I was put on to Balsamiq by a co-worker. Balsamiq is an Adobe AIR desktop application for creating web mockups. It’s full of tons of common elements used on web pages: headings, text paragraphs and lists, input forms, layout elements. You name it, it’s probably in there. One of the nice additional items is an iPhone layout. I don’t care so much about phone apps, but this makes it really easy to do some layouts for mobile web applications. I’ve been using this functionality to lay out a simple mobile beer rating web application I’m working on. Below are a couple of the mockups I’m working from. On the left, the brewer page lists all beers for a given brewer. On the right, the beer page lets you rate the beer (in case your memory is… impaired).

There are some pieces of functionality that are left to be implemented like user account management and wish lists, but the nice thing about Balsamiq is that the output files are XML and, therefore, can be versioned (I’m now using Git). As I make updates, I can save new versions and still look back to see the progress of my mockups as the site specifications expand.

When In Doubt, rm -rf build

With Django 1.2 being released a couple months ago now, I figured it was the perfect time to upgrade and check out the new features. Nothing is ever that easy. After spending too many hours last weekend chasing a mysterious attribute exception with my application and finding no Google results on it, I finally traced it back to a dirty build directory in my Django checkout. After deleting the build directory and installing again, I was back in business.


'DatabaseFeatures' object has no attribute 'uses_custom_query_class'


rm -rf build


Don’t GET Destructive On Me

When building sites that handle dynamic data, it’s important to make sure that all HTTP requests are both intentional and authentic.
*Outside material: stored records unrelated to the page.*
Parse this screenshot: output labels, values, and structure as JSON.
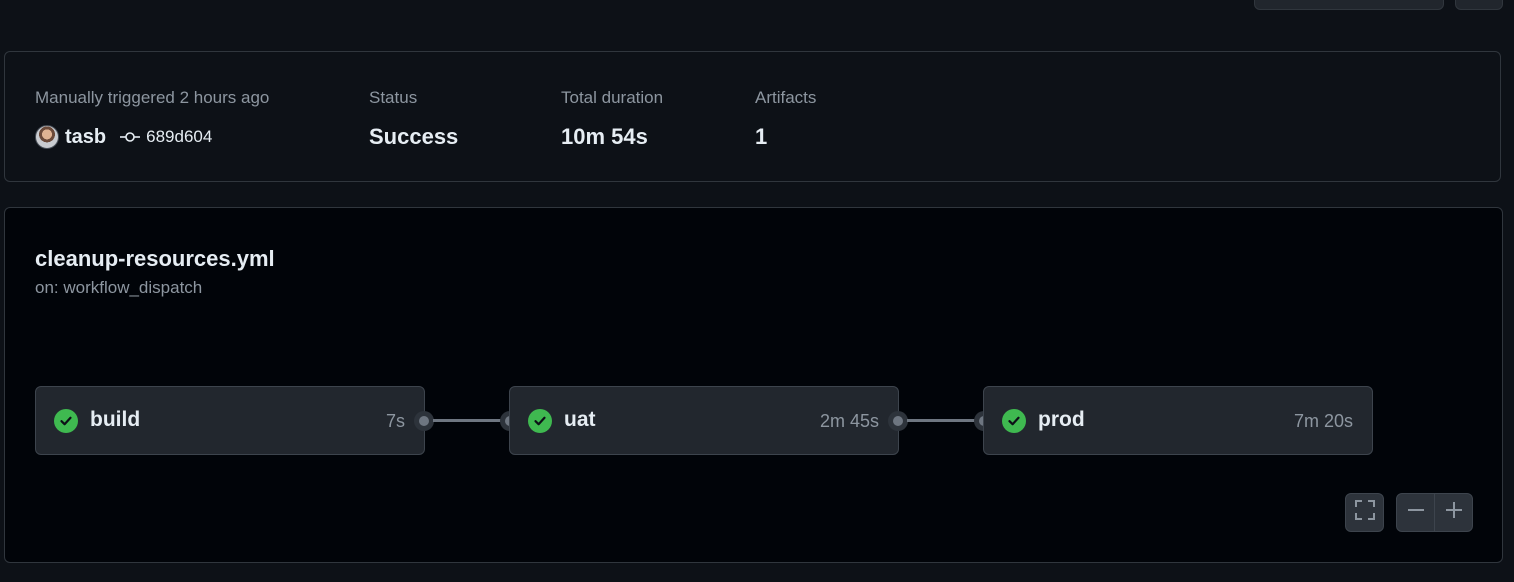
{
  "summary": {
    "trigger_label": "Manually triggered 2 hours ago",
    "actor": "tasb",
    "commit": "689d604",
    "status_label": "Status",
    "status_value": "Success",
    "duration_label": "Total duration",
    "duration_value": "10m 54s",
    "artifacts_label": "Artifacts",
    "artifacts_value": "1"
  },
  "workflow": {
    "file": "cleanup-resources.yml",
    "trigger": "on: workflow_dispatch"
  },
  "jobs": [
    {
      "name": "build",
      "duration": "7s",
      "status": "success"
    },
    {
      "name": "uat",
      "duration": "2m 45s",
      "status": "success"
    },
    {
      "name": "prod",
      "duration": "7m 20s",
      "status": "success"
    }
  ],
  "controls": {
    "fullscreen_icon": "fullscreen-icon",
    "zoom_out_icon": "minus-icon",
    "zoom_in_icon": "plus-icon"
  },
  "colors": {
    "success": "#3fb950",
    "background": "#0d1117",
    "canvas": "#010409"
  }
}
Addressing the first issue is the easier of the two: requests that retrieve data should use the GET method while requests that modify data should use the POST method. For example, a request for a page that views the database record of an image should be passed using the GET method. This design approach can avoid unintended results when something like a browser plugin may “pre-fetch” pages by following links before the user clicks them. Think of the consequences if the plugin followed every deletion link… Fortunately, these plugins won’t follow form action URLs.

Here’s a code snippet taken from a sample display of an image record:

<div class="image">
  <a class="delete" href="/image/1/delete/">Delete image</a>
  <form action="/image/1/delete/" method="post"></form>

The user will see a link that, on its own, would bring her to a deletion confirmation page where a POST form would be displayed. By adding a form and a small piece of JavaScript (like the jQuery code below), we can skip the confirmation page and delete the record in one step.

  if (confirm('Are you sure you want to delete this image?'))

This method also follows best practices in that it functions without a need for JavaScript (a practice often referred to as progressive enhancement or graceful degradation).

Handling the second situation of ensuring that destructive requests are authentic can be quite a bit more difficult depending on your development environment. You need to include a special, one-time-use token (sometimes referred to as a nonce) in the request to ensure that it came from the authorized user (see cross-site request forgery. I’m often developing new sites in Django, a Python-based web framework, which inclues automatic CSRF protection for forms.